Website and app data records
---------------

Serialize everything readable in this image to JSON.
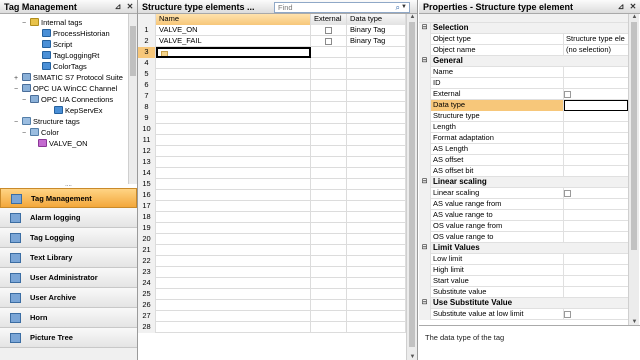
{
  "left": {
    "title": "Tag Management",
    "tree": [
      {
        "label": "Internal tags",
        "icon": "folder-icon",
        "expander": "−"
      },
      {
        "label": "ProcessHistorian",
        "icon": "table-icon",
        "expander": ""
      },
      {
        "label": "Script",
        "icon": "table-icon",
        "expander": ""
      },
      {
        "label": "TagLoggingRt",
        "icon": "table-icon",
        "expander": ""
      },
      {
        "label": "ColorTags",
        "icon": "table-icon",
        "expander": ""
      },
      {
        "label": "SIMATIC S7 Protocol Suite",
        "icon": "plug-icon",
        "expander": "+"
      },
      {
        "label": "OPC UA WinCC Channel",
        "icon": "plug-icon",
        "expander": "−"
      },
      {
        "label": "OPC UA Connections",
        "icon": "plug-icon",
        "expander": "−"
      },
      {
        "label": "KepServEx",
        "icon": "table-icon",
        "expander": ""
      },
      {
        "label": "Structure tags",
        "icon": "structure-icon",
        "expander": "−"
      },
      {
        "label": "Color",
        "icon": "structure-icon",
        "expander": "−"
      },
      {
        "label": "VALVE_ON",
        "icon": "tag-icon",
        "expander": ""
      }
    ],
    "splitter": "....",
    "nav": [
      {
        "label": "Tag Management",
        "icon": "tag-management-icon",
        "active": true
      },
      {
        "label": "Alarm logging",
        "icon": "alarm-logging-icon"
      },
      {
        "label": "Tag Logging",
        "icon": "tag-logging-icon"
      },
      {
        "label": "Text Library",
        "icon": "text-library-icon"
      },
      {
        "label": "User Administrator",
        "icon": "user-administrator-icon"
      },
      {
        "label": "User Archive",
        "icon": "user-archive-icon"
      },
      {
        "label": "Horn",
        "icon": "horn-icon"
      },
      {
        "label": "Picture Tree",
        "icon": "picture-tree-icon"
      }
    ]
  },
  "middle": {
    "title": "Structure type elements ...",
    "find_placeholder": "Find",
    "columns": {
      "name": "Name",
      "external": "External",
      "datatype": "Data type"
    },
    "rows": [
      {
        "n": "1",
        "name": "VALVE_ON",
        "datatype": "Binary Tag"
      },
      {
        "n": "2",
        "name": "VALVE_FAIL",
        "datatype": "Binary Tag"
      },
      {
        "n": "3",
        "name": "",
        "datatype": ""
      },
      {
        "n": "4"
      },
      {
        "n": "5"
      },
      {
        "n": "6"
      },
      {
        "n": "7"
      },
      {
        "n": "8"
      },
      {
        "n": "9"
      },
      {
        "n": "10"
      },
      {
        "n": "11"
      },
      {
        "n": "12"
      },
      {
        "n": "13"
      },
      {
        "n": "14"
      },
      {
        "n": "15"
      },
      {
        "n": "16"
      },
      {
        "n": "17"
      },
      {
        "n": "18"
      },
      {
        "n": "19"
      },
      {
        "n": "20"
      },
      {
        "n": "21"
      },
      {
        "n": "22"
      },
      {
        "n": "23"
      },
      {
        "n": "24"
      },
      {
        "n": "25"
      },
      {
        "n": "26"
      },
      {
        "n": "27"
      },
      {
        "n": "28"
      }
    ]
  },
  "right": {
    "title": "Properties - Structure type element",
    "rows": [
      {
        "type": "cat",
        "label": "Selection"
      },
      {
        "label": "Object type",
        "value": "Structure type ele"
      },
      {
        "label": "Object name",
        "value": "(no selection)"
      },
      {
        "type": "cat",
        "label": "General"
      },
      {
        "label": "Name",
        "value": ""
      },
      {
        "label": "ID",
        "value": ""
      },
      {
        "label": "External",
        "value": "",
        "check": true
      },
      {
        "label": "Data type",
        "value": "",
        "selected": true
      },
      {
        "label": "Structure type",
        "value": ""
      },
      {
        "label": "Length",
        "value": ""
      },
      {
        "label": "Format adaptation",
        "value": ""
      },
      {
        "label": "AS Length",
        "value": ""
      },
      {
        "label": "AS offset",
        "value": ""
      },
      {
        "label": "AS offset bit",
        "value": ""
      },
      {
        "type": "cat",
        "label": "Linear scaling"
      },
      {
        "label": "Linear scaling",
        "value": "",
        "check": true
      },
      {
        "label": "AS value range from",
        "value": ""
      },
      {
        "label": "AS value range to",
        "value": ""
      },
      {
        "label": "OS value range from",
        "value": ""
      },
      {
        "label": "OS value range to",
        "value": ""
      },
      {
        "type": "cat",
        "label": "Limit Values"
      },
      {
        "label": "Low limit",
        "value": ""
      },
      {
        "label": "High limit",
        "value": ""
      },
      {
        "label": "Start value",
        "value": ""
      },
      {
        "label": "Substitute value",
        "value": ""
      },
      {
        "type": "cat",
        "label": "Use Substitute Value"
      },
      {
        "label": "Substitute value at low limit",
        "value": "",
        "check": true
      }
    ],
    "description": "The data type of the tag"
  }
}
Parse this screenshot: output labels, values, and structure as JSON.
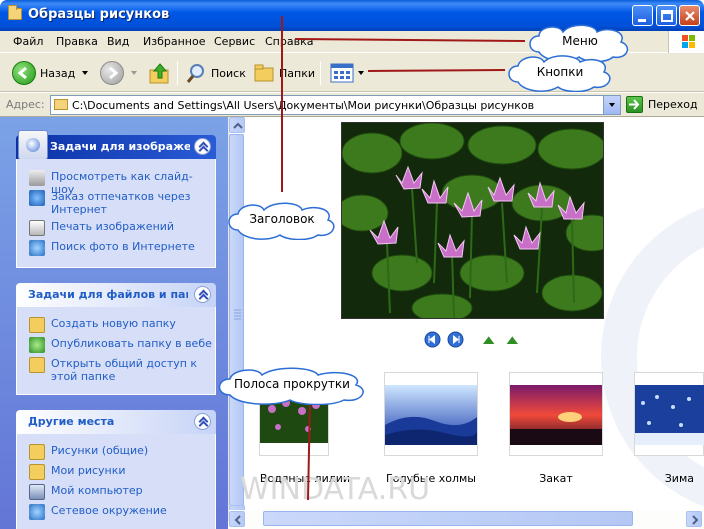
{
  "window": {
    "title": "Образцы рисунков"
  },
  "menu": {
    "items": [
      "Файл",
      "Правка",
      "Вид",
      "Избранное",
      "Сервис",
      "Справка"
    ]
  },
  "toolbar": {
    "back": "Назад",
    "search": "Поиск",
    "folders": "Папки"
  },
  "address": {
    "label": "Адрес:",
    "path": "C:\\Documents and Settings\\All Users\\Документы\\Мои рисунки\\Образцы рисунков",
    "go": "Переход"
  },
  "panels": [
    {
      "title": "Задачи для изображений",
      "tasks": [
        "Просмотреть как слайд-шоу",
        "Заказ отпечатков через Интернет",
        "Печать изображений",
        "Поиск фото в Интернете"
      ]
    },
    {
      "title": "Задачи для файлов и папок",
      "tasks": [
        "Создать новую папку",
        "Опубликовать папку в вебе",
        "Открыть общий доступ к этой папке"
      ]
    },
    {
      "title": "Другие места",
      "tasks": [
        "Рисунки (общие)",
        "Мои рисунки",
        "Мой компьютер",
        "Сетевое окружение"
      ]
    }
  ],
  "thumbnails": [
    "Водяные лилии",
    "Голубые холмы",
    "Закат",
    "Зима"
  ],
  "callouts": {
    "menu": "Меню",
    "buttons": "Кнопки",
    "title": "Заголовок",
    "scrollbar": "Полоса прокрутки"
  },
  "watermark": "WINDATA.RU",
  "colors": {
    "titlebar": "#0058e6",
    "taskpane": "#6f8ce0",
    "link": "#215dc6",
    "annotation_line": "#a01818"
  }
}
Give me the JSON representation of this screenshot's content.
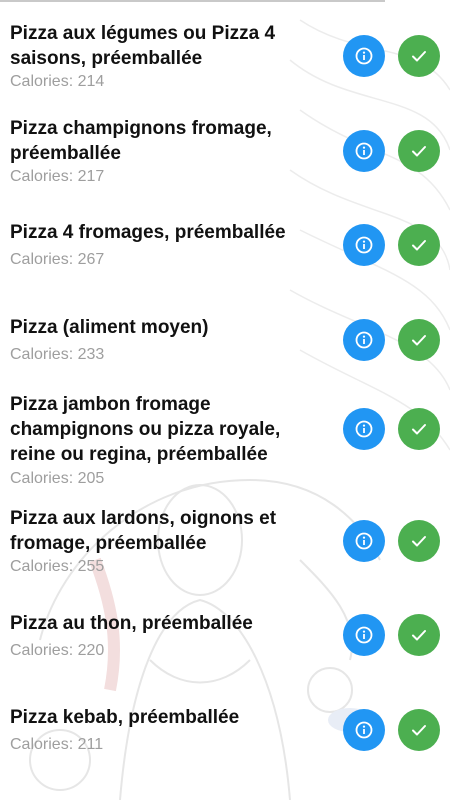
{
  "calories_prefix": "Calories: ",
  "icons": {
    "info": "info-circle-icon",
    "add": "checkmark-icon"
  },
  "colors": {
    "info_button": "#2196f3",
    "add_button": "#4caf50",
    "calorie_text": "#9e9e9e"
  },
  "items": [
    {
      "name": "Pizza aux légumes ou Pizza 4 saisons, préemballée",
      "calories_label": "Calories: 214"
    },
    {
      "name": "Pizza champignons fromage, préemballée",
      "calories_label": "Calories: 217"
    },
    {
      "name": "Pizza 4 fromages, préemballée",
      "calories_label": "Calories: 267"
    },
    {
      "name": "Pizza (aliment moyen)",
      "calories_label": "Calories: 233"
    },
    {
      "name": "Pizza jambon fromage champignons ou pizza royale, reine ou regina, préemballée",
      "calories_label": "Calories: 205"
    },
    {
      "name": "Pizza aux lardons, oignons et fromage, préemballée",
      "calories_label": "Calories: 255"
    },
    {
      "name": "Pizza au thon, préemballée",
      "calories_label": "Calories: 220"
    },
    {
      "name": "Pizza kebab, préemballée",
      "calories_label": "Calories: 211"
    }
  ]
}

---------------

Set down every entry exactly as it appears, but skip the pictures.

Serialize everything readable in this image to JSON.
{
  "left": {
    "title": "Tag Management",
    "tree": [
      {
        "label": "Internal tags",
        "icon": "folder-icon",
        "expander": "−"
      },
      {
        "label": "ProcessHistorian",
        "icon": "table-icon",
        "expander": ""
      },
      {
        "label": "Script",
        "icon": "table-icon",
        "expander": ""
      },
      {
        "label": "TagLoggingRt",
        "icon": "table-icon",
        "expander": ""
      },
      {
        "label": "ColorTags",
        "icon": "table-icon",
        "expander": ""
      },
      {
        "label": "SIMATIC S7 Protocol Suite",
        "icon": "plug-icon",
        "expander": "+"
      },
      {
        "label": "OPC UA WinCC Channel",
        "icon": "plug-icon",
        "expander": "−"
      },
      {
        "label": "OPC UA Connections",
        "icon": "plug-icon",
        "expander": "−"
      },
      {
        "label": "KepServEx",
        "icon": "table-icon",
        "expander": ""
      },
      {
        "label": "Structure tags",
        "icon": "structure-icon",
        "expander": "−"
      },
      {
        "label": "Color",
        "icon": "structure-icon",
        "expander": "−"
      },
      {
        "label": "VALVE_ON",
        "icon": "tag-icon",
        "expander": ""
      }
    ],
    "splitter": "....",
    "nav": [
      {
        "label": "Tag Management",
        "icon": "tag-management-icon",
        "active": true
      },
      {
        "label": "Alarm logging",
        "icon": "alarm-logging-icon"
      },
      {
        "label": "Tag Logging",
        "icon": "tag-logging-icon"
      },
      {
        "label": "Text Library",
        "icon": "text-library-icon"
      },
      {
        "label": "User Administrator",
        "icon": "user-administrator-icon"
      },
      {
        "label": "User Archive",
        "icon": "user-archive-icon"
      },
      {
        "label": "Horn",
        "icon": "horn-icon"
      },
      {
        "label": "Picture Tree",
        "icon": "picture-tree-icon"
      }
    ]
  },
  "middle": {
    "title": "Structure type elements ...",
    "find_placeholder": "Find",
    "columns": {
      "name": "Name",
      "external": "External",
      "datatype": "Data type"
    },
    "rows": [
      {
        "n": "1",
        "name": "VALVE_ON",
        "datatype": "Binary Tag"
      },
      {
        "n": "2",
        "name": "VALVE_FAIL",
        "datatype": "Binary Tag"
      },
      {
        "n": "3",
        "name": "",
        "datatype": ""
      },
      {
        "n": "4"
      },
      {
        "n": "5"
      },
      {
        "n": "6"
      },
      {
        "n": "7"
      },
      {
        "n": "8"
      },
      {
        "n": "9"
      },
      {
        "n": "10"
      },
      {
        "n": "11"
      },
      {
        "n": "12"
      },
      {
        "n": "13"
      },
      {
        "n": "14"
      },
      {
        "n": "15"
      },
      {
        "n": "16"
      },
      {
        "n": "17"
      },
      {
        "n": "18"
      },
      {
        "n": "19"
      },
      {
        "n": "20"
      },
      {
        "n": "21"
      },
      {
        "n": "22"
      },
      {
        "n": "23"
      },
      {
        "n": "24"
      },
      {
        "n": "25"
      },
      {
        "n": "26"
      },
      {
        "n": "27"
      },
      {
        "n": "28"
      }
    ]
  },
  "right": {
    "title": "Properties - Structure type element",
    "rows": [
      {
        "type": "cat",
        "label": "Selection"
      },
      {
        "label": "Object type",
        "value": "Structure type ele"
      },
      {
        "label": "Object name",
        "value": "(no selection)"
      },
      {
        "type": "cat",
        "label": "General"
      },
      {
        "label": "Name",
        "value": ""
      },
      {
        "label": "ID",
        "value": ""
      },
      {
        "label": "External",
        "value": "",
        "check": true
      },
      {
        "label": "Data type",
        "value": "",
        "selected": true
      },
      {
        "label": "Structure type",
        "value": ""
      },
      {
        "label": "Length",
        "value": ""
      },
      {
        "label": "Format adaptation",
        "value": ""
      },
      {
        "label": "AS Length",
        "value": ""
      },
      {
        "label": "AS offset",
        "value": ""
      },
      {
        "label": "AS offset bit",
        "value": ""
      },
      {
        "type": "cat",
        "label": "Linear scaling"
      },
      {
        "label": "Linear scaling",
        "value": "",
        "check": true
      },
      {
        "label": "AS value range from",
        "value": ""
      },
      {
        "label": "AS value range to",
        "value": ""
      },
      {
        "label": "OS value range from",
        "value": ""
      },
      {
        "label": "OS value range to",
        "value": ""
      },
      {
        "type": "cat",
        "label": "Limit Values"
      },
      {
        "label": "Low limit",
        "value": ""
      },
      {
        "label": "High limit",
        "value": ""
      },
      {
        "label": "Start value",
        "value": ""
      },
      {
        "label": "Substitute value",
        "value": ""
      },
      {
        "type": "cat",
        "label": "Use Substitute Value"
      },
      {
        "label": "Substitute value at low limit",
        "value": "",
        "check": true
      }
    ],
    "description": "The data type of the tag"
  }
}
Parse this screenshot: output labels, values, and structure as JSON.
{
  "window": {
    "title": "Образцы рисунков"
  },
  "menu": {
    "items": [
      "Файл",
      "Правка",
      "Вид",
      "Избранное",
      "Сервис",
      "Справка"
    ]
  },
  "toolbar": {
    "back": "Назад",
    "search": "Поиск",
    "folders": "Папки"
  },
  "address": {
    "label": "Адрес:",
    "path": "C:\\Documents and Settings\\All Users\\Документы\\Мои рисунки\\Образцы рисунков",
    "go": "Переход"
  },
  "panels": [
    {
      "title": "Задачи для изображений",
      "tasks": [
        "Просмотреть как слайд-шоу",
        "Заказ отпечатков через Интернет",
        "Печать изображений",
        "Поиск фото в Интернете"
      ]
    },
    {
      "title": "Задачи для файлов и папок",
      "tasks": [
        "Создать новую папку",
        "Опубликовать папку в вебе",
        "Открыть общий доступ к этой папке"
      ]
    },
    {
      "title": "Другие места",
      "tasks": [
        "Рисунки (общие)",
        "Мои рисунки",
        "Мой компьютер",
        "Сетевое окружение"
      ]
    }
  ],
  "thumbnails": [
    "Водяные лилии",
    "Голубые холмы",
    "Закат",
    "Зима"
  ],
  "callouts": {
    "menu": "Меню",
    "buttons": "Кнопки",
    "title": "Заголовок",
    "scrollbar": "Полоса прокрутки"
  },
  "watermark": "WINDATA.RU",
  "colors": {
    "titlebar": "#0058e6",
    "taskpane": "#6f8ce0",
    "link": "#215dc6",
    "annotation_line": "#a01818"
  }
}
Give me the JSON representation of this screenshot's content.
{
  "calories_prefix": "Calories: ",
  "icons": {
    "info": "info-circle-icon",
    "add": "checkmark-icon"
  },
  "colors": {
    "info_button": "#2196f3",
    "add_button": "#4caf50",
    "calorie_text": "#9e9e9e"
  },
  "items": [
    {
      "name": "Pizza aux légumes ou Pizza 4 saisons, préemballée",
      "calories_label": "Calories: 214"
    },
    {
      "name": "Pizza champignons fromage, préemballée",
      "calories_label": "Calories: 217"
    },
    {
      "name": "Pizza 4 fromages, préemballée",
      "calories_label": "Calories: 267"
    },
    {
      "name": "Pizza (aliment moyen)",
      "calories_label": "Calories: 233"
    },
    {
      "name": "Pizza jambon fromage champignons ou pizza royale, reine ou regina, préemballée",
      "calories_label": "Calories: 205"
    },
    {
      "name": "Pizza aux lardons, oignons et fromage, préemballée",
      "calories_label": "Calories: 255"
    },
    {
      "name": "Pizza au thon, préemballée",
      "calories_label": "Calories: 220"
    },
    {
      "name": "Pizza kebab, préemballée",
      "calories_label": "Calories: 211"
    }
  ]
}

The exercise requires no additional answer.